The result showed that the annual soil loss rate of the watershed ranged from 0 to 187.47 t ha−1 year−1 with a mean annual soil loss of 38.7 t ha−1 year−1. The entire watershed lost a total of about 487 057.7 tons of soil annually. About 95% of the watershed area experienced very slight, slight, and moderate risk of soil erosion, and about 4% of the watershed area is characterized by severe and very severe risk of soil erosion. Soil loss in the watershed varied across slope gradient, LULC type, and soil type. Slight to a very slight risk of soil erosion was found in flat and gentle slope areas, and severe and very severe risk of soil erosion dominated in steep and very slope areas of the watershed. Soil types in steep slope areas of the watershed were found to be more susceptible to soil loss despite similar soil erodibility (K) value with soil types in gentle slope areas. Mean soil loss was also found to be high in river valleys and sparse shrubland areas dominated by steep slopes, and low mean soil loss was estimated in the forest and dense shrubland areas.

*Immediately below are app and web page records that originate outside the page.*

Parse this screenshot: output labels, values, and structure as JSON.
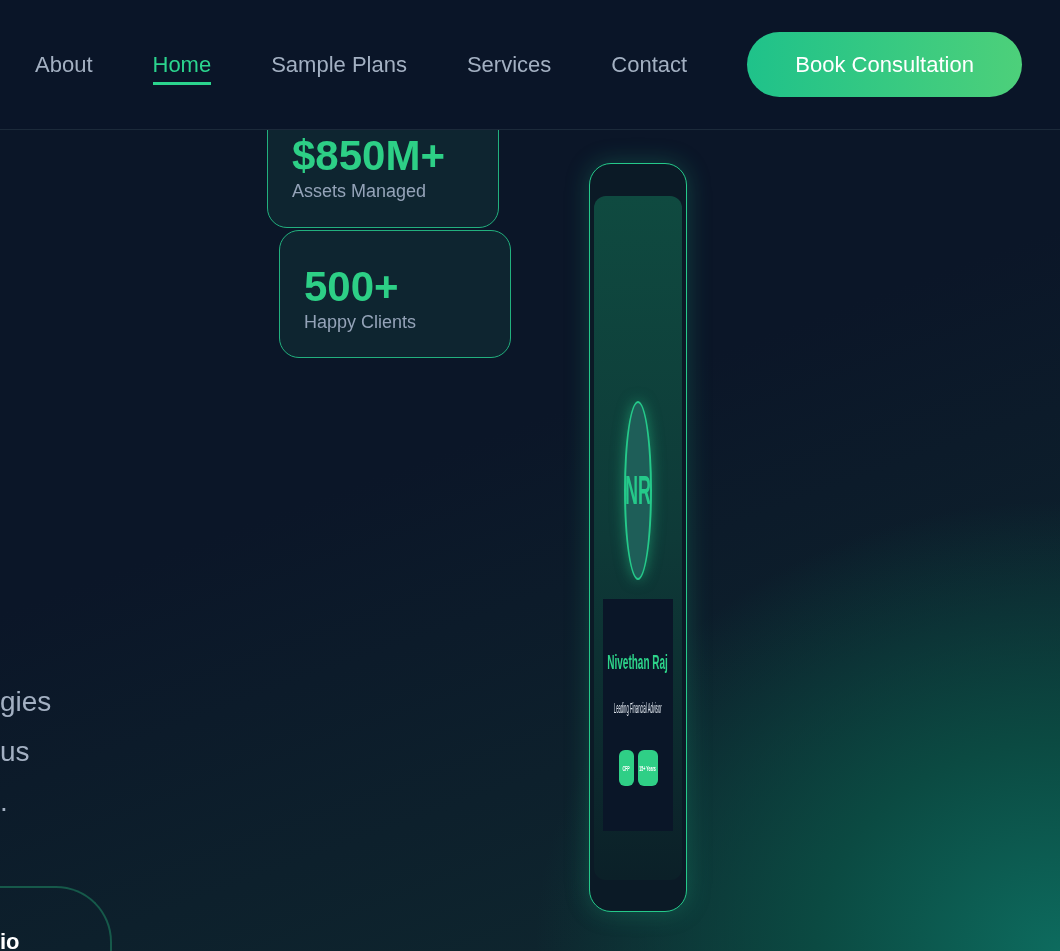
{
  "nav": {
    "links": [
      {
        "label": "About",
        "selected": false
      },
      {
        "label": "Home",
        "selected": true
      },
      {
        "label": "Sample Plans",
        "selected": false
      },
      {
        "label": "Services",
        "selected": false
      },
      {
        "label": "Contact",
        "selected": false
      }
    ],
    "cta": "Book Consultation"
  },
  "hero": {
    "lines": [
      "gies",
      "us",
      "."
    ],
    "button": "io"
  },
  "stats": [
    {
      "value": "$850M+",
      "label": "Assets Managed"
    },
    {
      "value": "500+",
      "label": "Happy Clients"
    }
  ],
  "profile": {
    "initials": "NR",
    "name": "Nivethan Raj",
    "title": "Leading Financial Advisor",
    "badges": [
      "CFP",
      "15+ Years"
    ]
  }
}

From the total 18 subwatersheds in the study area, about 57.9% of the total annual soil loss of the entire watershed was generated from 5 subwatersheds such as SWS18, SWS15, SWS10, SWS17, and SWS5 which need prior intervention for the planning and implementation of soil conservation measures.
Further related research works should pay more attention to the investigation of soil erodibility (K) of the watershed based on field data and other methods that could consider the effect of soil properties such as soil texture, organic matter, soil structure, and permeability on soil erosion.
In this study, the validity of the RUSLE model was evaluated by comparing the model output with the outputs of previous studies with similar approaches in Ethiopian highlands because it was challenging due to poorly available numerical data. Hence, establishing erosion monitoring sites or representative experimental plots and collecting soil erosion data should be conducted to validate the predictive capacity of the RUSLE model in the watershed.
Revised Universal Soil Loss Equation does not consider gully erosion which is now the major problem that seriously threatens and dissects agricultural lands in Chereti watershed. Hence, further study on gully erosion estimation should be conducted in the watershed.
The integrated use of RUSLE with GIS and remote sensing techniques was found to be indispensable, less costly, and effective for the estimation and mapping of soil erosion potential, and identification and prioritization vulnerable subwatersheds for conservation planning and implementation.
The authors would like to thank US Geologic Survey for enabling us to download satellite images and the DEM of the studied watershed freely from their website. They would like to acknowledge the National Meteorology Agency of Ethiopia, and the Ethiopian Ministry of Water, Irrigation, and Energy for providing us climate data and digital soil data of the watershed, respectively.
All authors contributed equally in designing the study, data collection and analysis, interpretation of the results, and writing and revising the manuscript. All authors read and approved the final manuscript.